market.

While the telco has posted another drop in earnings and net profit for the quarter ending -
December 31, Mr Allen said the overall health of Optuss consumer business was robust and
that it would aggressively beef up its network this year.

The telco added 153,000 mobile customers in a quarter where its numbers were still being
affected by the reduction of industry mobile termination rates mandated by the Australian
Competition & Consumer Commission and higher costs associated with device repayment
credits.

Once you strip away the one-off costs, the bulk of our business is doing well and, with more
than 9.5 million customers, there has been strong growth in both the prepaid and postpaid
mobile base, Mr Lew told The Australian.

Australias second-biggest telco posted a 5 per cent drop in its earnings before interest, tax,
depreciation and amortisation for the quarter to December 31, from $685m in the same period
last year to $650m.

Net profit for the quarter was down 17.3 per cent on a year-on-year basis, from $227m to
$188m, and operating revenue for the quarter declined 9.3 per cent.

Optus kicked off its EPL coverage in August and, while the service was widely criticised
initially, Mr Lew said a lot of the problems had been remedied and the telco was looking to
add non-sports content to its offering.

We have worked out a lot of the issues and a lot of the processes have now been bedded
down, Mr Lew said. We have the EPL, we will also have the Confederations Cup and this
year we will go beyond sports.

Optus extended its 4G footprint to 95.9 per cent of Australians during the quarter and Mr Lew
said continued investment in networks was crucial to maximising the potential of its content
strategy.

The telco is keen to go toe to toe with its rivals in the upcoming auction of the remaining
blocks of 700-megahertz spectrum.

With Telstra barred from participating in the process, Optus will be squaring off against
Vodafone Australia and TPG Telecom for the valuable asset.

I can tell you we will be on the front foot with this auction given how important the low-
band spectrum is for us, Mr lew said. With our continued commitment to investing in
regional areas, which has been boosted by the recent Mobile Black Spots Funding
announcement, we are expecting to make further network improvements in 2017 and
beyond.

Optus and Vodafone are also locked in a tussle over the issue of mobile roaming and, with the
regulator set to deliver its final verdict next month, Mr Lew said Optus was committed to
pumping money into its network rather than looking to jump on Telstras regional
infrastructure.

Having end-to-end control of the network is very important for us, especially for reliability
and redundancy, which is something that should not be ignored given some of the
experiences from last year, he said.
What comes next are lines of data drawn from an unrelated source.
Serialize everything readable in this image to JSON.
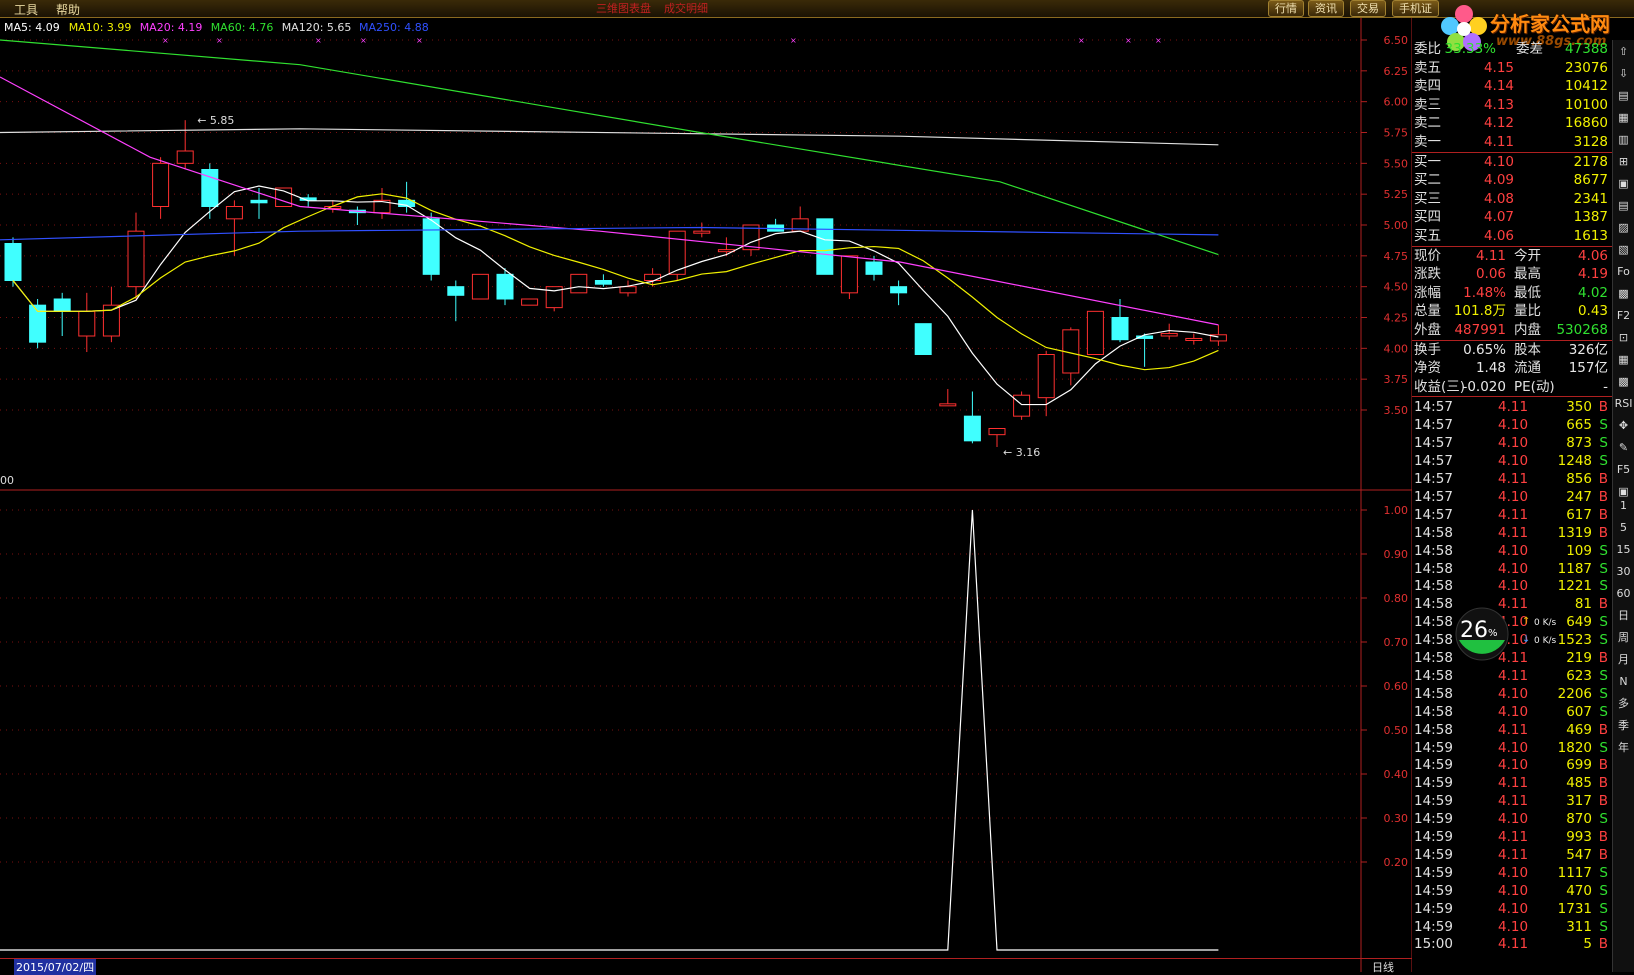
{
  "menu": {
    "tools": "工具",
    "help": "帮助",
    "red1": "三维图表盘",
    "red2": "成交明细"
  },
  "top_buttons": [
    "行情",
    "资讯",
    "交易",
    "手机证"
  ],
  "logo": {
    "title": "分析家公式网",
    "url": "www.88gs.com"
  },
  "ma_legend": [
    {
      "label": "MA5: 4.09",
      "color": "#ffffff"
    },
    {
      "label": "MA10: 3.99",
      "color": "#f0f000"
    },
    {
      "label": "MA20: 4.19",
      "color": "#ff40ff"
    },
    {
      "label": "MA60: 4.76",
      "color": "#30e030"
    },
    {
      "label": "MA120: 5.65",
      "color": "#e0e0e0"
    },
    {
      "label": "MA250: 4.88",
      "color": "#3050ff"
    }
  ],
  "price_axis": [
    "6.50",
    "6.25",
    "6.00",
    "5.75",
    "5.50",
    "5.25",
    "5.00",
    "4.75",
    "4.50",
    "4.25",
    "4.00",
    "3.75",
    "3.50"
  ],
  "indicator_axis": [
    "1.00",
    "0.90",
    "0.80",
    "0.70",
    "0.60",
    "0.50",
    "0.40",
    "0.30",
    "0.20"
  ],
  "indicator_label": "00",
  "annotations": {
    "high": "5.85",
    "low": "3.16"
  },
  "candles": [
    {
      "o": 4.85,
      "c": 4.55,
      "h": 4.9,
      "l": 4.5
    },
    {
      "o": 4.35,
      "c": 4.05,
      "h": 4.4,
      "l": 4.0
    },
    {
      "o": 4.4,
      "c": 4.3,
      "h": 4.45,
      "l": 4.1
    },
    {
      "o": 4.1,
      "c": 4.3,
      "h": 4.45,
      "l": 3.97
    },
    {
      "o": 4.1,
      "c": 4.35,
      "h": 4.5,
      "l": 4.05
    },
    {
      "o": 4.5,
      "c": 4.95,
      "h": 5.1,
      "l": 4.4
    },
    {
      "o": 5.15,
      "c": 5.5,
      "h": 5.55,
      "l": 5.05
    },
    {
      "o": 5.5,
      "c": 5.6,
      "h": 5.85,
      "l": 5.45
    },
    {
      "o": 5.45,
      "c": 5.15,
      "h": 5.5,
      "l": 5.05
    },
    {
      "o": 5.05,
      "c": 5.15,
      "h": 5.2,
      "l": 4.75
    },
    {
      "o": 5.2,
      "c": 5.18,
      "h": 5.3,
      "l": 5.05
    },
    {
      "o": 5.15,
      "c": 5.3,
      "h": 5.3,
      "l": 5.15
    },
    {
      "o": 5.22,
      "c": 5.2,
      "h": 5.25,
      "l": 5.15
    },
    {
      "o": 5.15,
      "c": 5.15,
      "h": 5.2,
      "l": 5.1
    },
    {
      "o": 5.12,
      "c": 5.1,
      "h": 5.15,
      "l": 5.0
    },
    {
      "o": 5.1,
      "c": 5.2,
      "h": 5.3,
      "l": 5.05
    },
    {
      "o": 5.2,
      "c": 5.15,
      "h": 5.35,
      "l": 5.1
    },
    {
      "o": 5.05,
      "c": 4.6,
      "h": 5.1,
      "l": 4.55
    },
    {
      "o": 4.5,
      "c": 4.43,
      "h": 4.55,
      "l": 4.22
    },
    {
      "o": 4.4,
      "c": 4.6,
      "h": 4.6,
      "l": 4.4
    },
    {
      "o": 4.6,
      "c": 4.4,
      "h": 4.65,
      "l": 4.35
    },
    {
      "o": 4.35,
      "c": 4.4,
      "h": 4.4,
      "l": 4.35
    },
    {
      "o": 4.33,
      "c": 4.5,
      "h": 4.5,
      "l": 4.3
    },
    {
      "o": 4.45,
      "c": 4.6,
      "h": 4.6,
      "l": 4.45
    },
    {
      "o": 4.55,
      "c": 4.52,
      "h": 4.6,
      "l": 4.5
    },
    {
      "o": 4.45,
      "c": 4.5,
      "h": 4.55,
      "l": 4.42
    },
    {
      "o": 4.55,
      "c": 4.6,
      "h": 4.65,
      "l": 4.5
    },
    {
      "o": 4.6,
      "c": 4.95,
      "h": 4.95,
      "l": 4.55
    },
    {
      "o": 4.95,
      "c": 4.95,
      "h": 5.02,
      "l": 4.9
    },
    {
      "o": 4.8,
      "c": 4.8,
      "h": 4.9,
      "l": 4.75
    },
    {
      "o": 4.8,
      "c": 5.0,
      "h": 5.0,
      "l": 4.75
    },
    {
      "o": 5.0,
      "c": 4.95,
      "h": 5.05,
      "l": 4.95
    },
    {
      "o": 4.95,
      "c": 5.05,
      "h": 5.15,
      "l": 4.95
    },
    {
      "o": 5.05,
      "c": 4.6,
      "h": 5.05,
      "l": 4.6
    },
    {
      "o": 4.45,
      "c": 4.75,
      "h": 4.75,
      "l": 4.4
    },
    {
      "o": 4.7,
      "c": 4.6,
      "h": 4.75,
      "l": 4.55
    },
    {
      "o": 4.5,
      "c": 4.45,
      "h": 4.55,
      "l": 4.35
    },
    {
      "o": 4.2,
      "c": 3.95,
      "h": 4.2,
      "l": 3.95
    },
    {
      "o": 3.55,
      "c": 3.55,
      "h": 3.67,
      "l": 3.55
    },
    {
      "o": 3.45,
      "c": 3.25,
      "h": 3.65,
      "l": 3.23
    },
    {
      "o": 3.3,
      "c": 3.35,
      "h": 3.35,
      "l": 3.2
    },
    {
      "o": 3.45,
      "c": 3.62,
      "h": 3.65,
      "l": 3.42
    },
    {
      "o": 3.6,
      "c": 3.95,
      "h": 3.98,
      "l": 3.45
    },
    {
      "o": 3.8,
      "c": 4.15,
      "h": 4.17,
      "l": 3.7
    },
    {
      "o": 3.95,
      "c": 4.3,
      "h": 4.3,
      "l": 3.95
    },
    {
      "o": 4.25,
      "c": 4.07,
      "h": 4.4,
      "l": 4.05
    },
    {
      "o": 4.1,
      "c": 4.08,
      "h": 4.12,
      "l": 3.85
    },
    {
      "o": 4.1,
      "c": 4.12,
      "h": 4.2,
      "l": 4.07
    },
    {
      "o": 4.08,
      "c": 4.08,
      "h": 4.12,
      "l": 4.03
    },
    {
      "o": 4.06,
      "c": 4.11,
      "h": 4.19,
      "l": 4.02
    }
  ],
  "indicator_series": {
    "zero_before": 38,
    "spike_index": 39,
    "value": 1.0
  },
  "quote": {
    "committee": {
      "label1": "委比",
      "value1": "33.33%",
      "label2": "委差",
      "value2": "47388"
    },
    "sells": [
      {
        "label": "卖五",
        "price": "4.15",
        "vol": "23076"
      },
      {
        "label": "卖四",
        "price": "4.14",
        "vol": "10412"
      },
      {
        "label": "卖三",
        "price": "4.13",
        "vol": "10100"
      },
      {
        "label": "卖二",
        "price": "4.12",
        "vol": "16860"
      },
      {
        "label": "卖一",
        "price": "4.11",
        "vol": "3128"
      }
    ],
    "buys": [
      {
        "label": "买一",
        "price": "4.10",
        "vol": "2178"
      },
      {
        "label": "买二",
        "price": "4.09",
        "vol": "8677"
      },
      {
        "label": "买三",
        "price": "4.08",
        "vol": "2341"
      },
      {
        "label": "买四",
        "price": "4.07",
        "vol": "1387"
      },
      {
        "label": "买五",
        "price": "4.06",
        "vol": "1613"
      }
    ],
    "stats": [
      {
        "l1": "现价",
        "v1": "4.11",
        "c1": "red",
        "l2": "今开",
        "v2": "4.06",
        "c2": "red"
      },
      {
        "l1": "涨跌",
        "v1": "0.06",
        "c1": "red",
        "l2": "最高",
        "v2": "4.19",
        "c2": "red"
      },
      {
        "l1": "涨幅",
        "v1": "1.48%",
        "c1": "red",
        "l2": "最低",
        "v2": "4.02",
        "c2": "green"
      },
      {
        "l1": "总量",
        "v1": "101.8万",
        "c1": "yellow",
        "l2": "量比",
        "v2": "0.43",
        "c2": "yellow"
      },
      {
        "l1": "外盘",
        "v1": "487991",
        "c1": "red",
        "l2": "内盘",
        "v2": "530268",
        "c2": "green"
      }
    ],
    "stats2": [
      {
        "l1": "换手",
        "v1": "0.65%",
        "l2": "股本",
        "v2": "326亿"
      },
      {
        "l1": "净资",
        "v1": "1.48",
        "l2": "流通",
        "v2": "157亿"
      },
      {
        "l1": "收益(三)",
        "v1": "-0.020",
        "l2": "PE(动)",
        "v2": "-"
      }
    ]
  },
  "ticks": [
    [
      "14:57",
      "4.11",
      "350",
      "B"
    ],
    [
      "14:57",
      "4.10",
      "665",
      "S"
    ],
    [
      "14:57",
      "4.10",
      "873",
      "S"
    ],
    [
      "14:57",
      "4.10",
      "1248",
      "S"
    ],
    [
      "14:57",
      "4.11",
      "856",
      "B"
    ],
    [
      "14:57",
      "4.10",
      "247",
      "B"
    ],
    [
      "14:57",
      "4.11",
      "617",
      "B"
    ],
    [
      "14:58",
      "4.11",
      "1319",
      "B"
    ],
    [
      "14:58",
      "4.10",
      "109",
      "S"
    ],
    [
      "14:58",
      "4.10",
      "1187",
      "S"
    ],
    [
      "14:58",
      "4.10",
      "1221",
      "S"
    ],
    [
      "14:58",
      "4.11",
      "81",
      "B"
    ],
    [
      "14:58",
      "4.10",
      "649",
      "S"
    ],
    [
      "14:58",
      "4.10",
      "1523",
      "S"
    ],
    [
      "14:58",
      "4.11",
      "219",
      "B"
    ],
    [
      "14:58",
      "4.11",
      "623",
      "S"
    ],
    [
      "14:58",
      "4.10",
      "2206",
      "S"
    ],
    [
      "14:58",
      "4.10",
      "607",
      "S"
    ],
    [
      "14:58",
      "4.11",
      "469",
      "B"
    ],
    [
      "14:59",
      "4.10",
      "1820",
      "S"
    ],
    [
      "14:59",
      "4.10",
      "699",
      "B"
    ],
    [
      "14:59",
      "4.11",
      "485",
      "B"
    ],
    [
      "14:59",
      "4.11",
      "317",
      "B"
    ],
    [
      "14:59",
      "4.10",
      "870",
      "S"
    ],
    [
      "14:59",
      "4.11",
      "993",
      "B"
    ],
    [
      "14:59",
      "4.11",
      "547",
      "B"
    ],
    [
      "14:59",
      "4.10",
      "1117",
      "S"
    ],
    [
      "14:59",
      "4.10",
      "470",
      "S"
    ],
    [
      "14:59",
      "4.10",
      "1731",
      "S"
    ],
    [
      "14:59",
      "4.10",
      "311",
      "S"
    ],
    [
      "15:00",
      "4.11",
      "5",
      "B"
    ]
  ],
  "net": {
    "percent": "26",
    "unit": "%",
    "up": "0 K/s",
    "down": "0 K/s"
  },
  "date_label": "2015/07/02/四",
  "period_label": "日线",
  "period_buttons": [
    "1",
    "5",
    "15",
    "30",
    "60",
    "日",
    "周",
    "月",
    "N",
    "多",
    "季",
    "年"
  ],
  "colors": {
    "up": "#ff3030",
    "down": "#40ffff",
    "frame": "#b02020",
    "ma5": "#ffffff",
    "ma10": "#f0f000",
    "ma20": "#ff40ff",
    "ma60": "#30e030",
    "ma120": "#e0e0e0",
    "ma250": "#3050ff"
  }
}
Sharing involves too many hand-offs and I think if you
really want to be a full service provider in Australia you have to invest your own money.

Optus is set to invest $155m in mobile network infrastructure in regional areas during this
year and Mr Lew said the telco was also gearing up for the transition from 4G to 5G mobile
services.

We have the right network assets in place and its really about tying up a partnership with
the right equipment vendor.